Allred rejected the plea of the detainees’ defense team to delay the trial until Sept. 22 to give them more time to prepare their constitutional claims in the wake of the Supreme Court decision. The motion for a continuance summarized what at least some of those claims will be. The Pentagon’s opposition filing gave its view of the very limited scope of Boumediene. The judge said that the time up to July 2 will give the defense enough time to prepare their constitutional motions.
The judge’s ruling can be downloaded here. (Attached to the two-page ruling are the defense motion for continuance and the prosecutors’ response. Thanks to Howard Bashman of How Appealing blog for providing a link to the Miami Herald file on these papers.)
The defense, in its motion filed one week after Boumediene was decided, argued: “Boumediene was decided in a manner sharply adverse to the Government, rejecting numerous positions advanced, and authorities relied upon, by the Government in this case….The Boumediene holding that substantive and structural constitutional protections extend to Guantanamo has major implications for this case.”
The motion asserted that “a large array of constitutional rights and protections now must be considered, affecting all aspects of the substantive and procedural law that must be applied in this case.” It indicated that the defense team would offer, “at a minimum,” motions to apply nine specifically enumerated constitutional rights.
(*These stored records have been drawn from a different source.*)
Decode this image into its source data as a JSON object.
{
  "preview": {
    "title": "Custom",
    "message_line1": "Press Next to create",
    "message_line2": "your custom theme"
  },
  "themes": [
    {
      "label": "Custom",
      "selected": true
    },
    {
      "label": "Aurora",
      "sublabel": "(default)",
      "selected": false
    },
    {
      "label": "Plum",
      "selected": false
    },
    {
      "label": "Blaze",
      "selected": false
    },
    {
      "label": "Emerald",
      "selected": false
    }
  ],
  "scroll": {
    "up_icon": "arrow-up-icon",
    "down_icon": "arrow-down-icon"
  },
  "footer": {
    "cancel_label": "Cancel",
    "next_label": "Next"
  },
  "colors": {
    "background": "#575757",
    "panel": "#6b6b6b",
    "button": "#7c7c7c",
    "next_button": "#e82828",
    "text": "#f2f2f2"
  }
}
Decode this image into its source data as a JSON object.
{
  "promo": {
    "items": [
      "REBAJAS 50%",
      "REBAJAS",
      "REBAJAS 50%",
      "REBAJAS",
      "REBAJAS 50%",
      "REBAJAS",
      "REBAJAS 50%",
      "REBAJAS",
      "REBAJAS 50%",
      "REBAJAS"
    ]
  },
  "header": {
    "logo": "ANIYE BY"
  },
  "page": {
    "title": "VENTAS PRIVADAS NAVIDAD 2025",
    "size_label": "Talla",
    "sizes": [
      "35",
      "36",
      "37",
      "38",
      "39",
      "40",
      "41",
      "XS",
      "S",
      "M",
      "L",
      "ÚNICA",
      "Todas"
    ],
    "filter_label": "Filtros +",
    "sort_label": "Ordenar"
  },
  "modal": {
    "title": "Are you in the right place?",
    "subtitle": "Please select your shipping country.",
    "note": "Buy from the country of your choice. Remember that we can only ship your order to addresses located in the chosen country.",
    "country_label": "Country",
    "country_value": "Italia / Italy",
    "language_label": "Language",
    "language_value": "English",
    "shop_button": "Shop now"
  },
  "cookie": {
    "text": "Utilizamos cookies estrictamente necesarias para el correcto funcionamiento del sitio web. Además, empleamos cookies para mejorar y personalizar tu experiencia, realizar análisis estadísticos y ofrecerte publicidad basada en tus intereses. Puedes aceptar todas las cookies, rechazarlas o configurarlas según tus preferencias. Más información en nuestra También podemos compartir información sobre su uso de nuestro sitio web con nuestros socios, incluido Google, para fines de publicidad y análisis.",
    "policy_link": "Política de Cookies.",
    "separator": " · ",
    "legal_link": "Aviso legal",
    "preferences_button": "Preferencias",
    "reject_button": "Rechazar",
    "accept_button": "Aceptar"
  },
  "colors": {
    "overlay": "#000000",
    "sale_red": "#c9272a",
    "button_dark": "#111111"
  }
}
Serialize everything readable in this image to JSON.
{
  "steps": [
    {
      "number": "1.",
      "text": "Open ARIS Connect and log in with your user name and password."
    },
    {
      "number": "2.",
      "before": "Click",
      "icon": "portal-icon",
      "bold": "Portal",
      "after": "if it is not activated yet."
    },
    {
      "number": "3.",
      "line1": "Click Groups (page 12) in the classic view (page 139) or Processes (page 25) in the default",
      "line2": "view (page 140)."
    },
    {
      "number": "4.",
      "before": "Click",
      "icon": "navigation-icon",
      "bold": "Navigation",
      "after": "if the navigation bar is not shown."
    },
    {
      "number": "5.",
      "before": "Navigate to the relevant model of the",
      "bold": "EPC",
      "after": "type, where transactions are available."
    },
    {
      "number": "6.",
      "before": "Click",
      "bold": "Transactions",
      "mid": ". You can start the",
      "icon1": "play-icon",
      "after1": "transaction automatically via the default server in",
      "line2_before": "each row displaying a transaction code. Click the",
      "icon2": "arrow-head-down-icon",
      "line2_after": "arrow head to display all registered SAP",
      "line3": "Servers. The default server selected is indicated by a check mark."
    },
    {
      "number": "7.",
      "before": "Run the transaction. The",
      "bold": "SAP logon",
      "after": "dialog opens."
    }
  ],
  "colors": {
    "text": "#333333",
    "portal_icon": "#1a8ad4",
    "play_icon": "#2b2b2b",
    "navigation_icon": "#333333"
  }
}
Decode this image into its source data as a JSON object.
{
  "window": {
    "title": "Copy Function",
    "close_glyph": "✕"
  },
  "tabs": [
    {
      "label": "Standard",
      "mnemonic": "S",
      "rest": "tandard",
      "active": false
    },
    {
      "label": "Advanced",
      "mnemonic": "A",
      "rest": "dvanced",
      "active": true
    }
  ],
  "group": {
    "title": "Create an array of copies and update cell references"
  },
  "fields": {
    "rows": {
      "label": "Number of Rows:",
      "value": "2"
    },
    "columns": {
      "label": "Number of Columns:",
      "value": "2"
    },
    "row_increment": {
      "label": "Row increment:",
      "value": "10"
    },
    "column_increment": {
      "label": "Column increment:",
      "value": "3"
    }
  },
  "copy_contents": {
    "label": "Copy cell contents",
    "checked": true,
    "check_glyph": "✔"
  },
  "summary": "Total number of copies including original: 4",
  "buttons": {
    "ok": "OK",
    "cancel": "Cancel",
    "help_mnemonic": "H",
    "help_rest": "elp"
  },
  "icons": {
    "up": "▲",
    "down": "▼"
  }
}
Here are the constitutional claims to be advanced:
1. A constitutional right to equal legal treatment, allegedly violated by any trial before a military commission (equal protection guarantee of the Fifth Amendment).
2. A constitutional right not to be forced to give evidence against himself, presumably based on alleged evidence obtained in interrogations (Fifth Amendment ban on self-incriminaton).
3. A constitutional right to due process, based on alleged use of testimony obtained by coercion or torture and denial of access to documents about the conditions at Guantanamo (Due Process Clause of Fifth Amendment).
4. A constitutional right to call witnesses who may aid the defense, based on claims of too-limited access so far to “high-value detainees” at Guantanamo — including some key Al Qaeda leaders (Sixth Amendment right to compulsory process).
5. A constitutional right to the aid of a lawyer, allegedly frustrated by conditions at Guantanamo that inhibit lawyer-client relationships (Sixth Amendment).
6. A constitutional right to confront adverse witnesses, based on a claimed prosecution plan to offer “50 items of hearsay evidence” at trial (Sixth Amendment).
7. A constitutional right to a speedy and public trial, allegedly violated by the mode and scheduling of military commission trials (Sixth Amendment).
8. A constitutional right to be charged by a grand jury, allegedly violated by the charges leveled here only by Pentagon prosecutors (Fifth Amendment).
9. A constitutional right not to be accused of a crime for actions that were not criminal at the time, a test of whether a military commission has jurisdiction because the accusations are not violations of the law of war (Ex Post Factor Clause in Article II, limiting Congress’ authorize to create new crimes after the fact).
Several of those, if granted, would result in dismissal outright of the case against Hamdan. He would have to remain at Guantanamo, at least until a federal civilian court ruled on his habeas challenge to detention.
The Pentagon, in opposing the defense motion for more time to prepare challenges, argued that the Boumediene decision “is of little relevance” to a military commission trial. There was only “a narrow holding” by the Supreme Court, that detainees have a constitutional right to pursue a habeas claim in District Court. The decision, the prosecutors said, turned only on “the Suspension Clause” — that is, Congress’s violation of that Clause by seeking to bar habeas claims.
The detainees involved in the case, the prosecutors added, were not charged with any crime. Hamdan, by contrast, faces charges and will “receive a full and fair adversary process.”
The opposition also said: “If the court takes anything from the Boumediene decision, it should recognize the importance in preventing any further delay in the matter presently before it and deny the defense request.”
Judge Allred, while denying the motion to delay further, did not hint how he would react to any constitutional claims. He wrote: “The Commission is particularly interested in the parties’ views on what principles govern whether other constitutional provisions, such as those the defense intends to raise, apply in Guantanamo Bay.”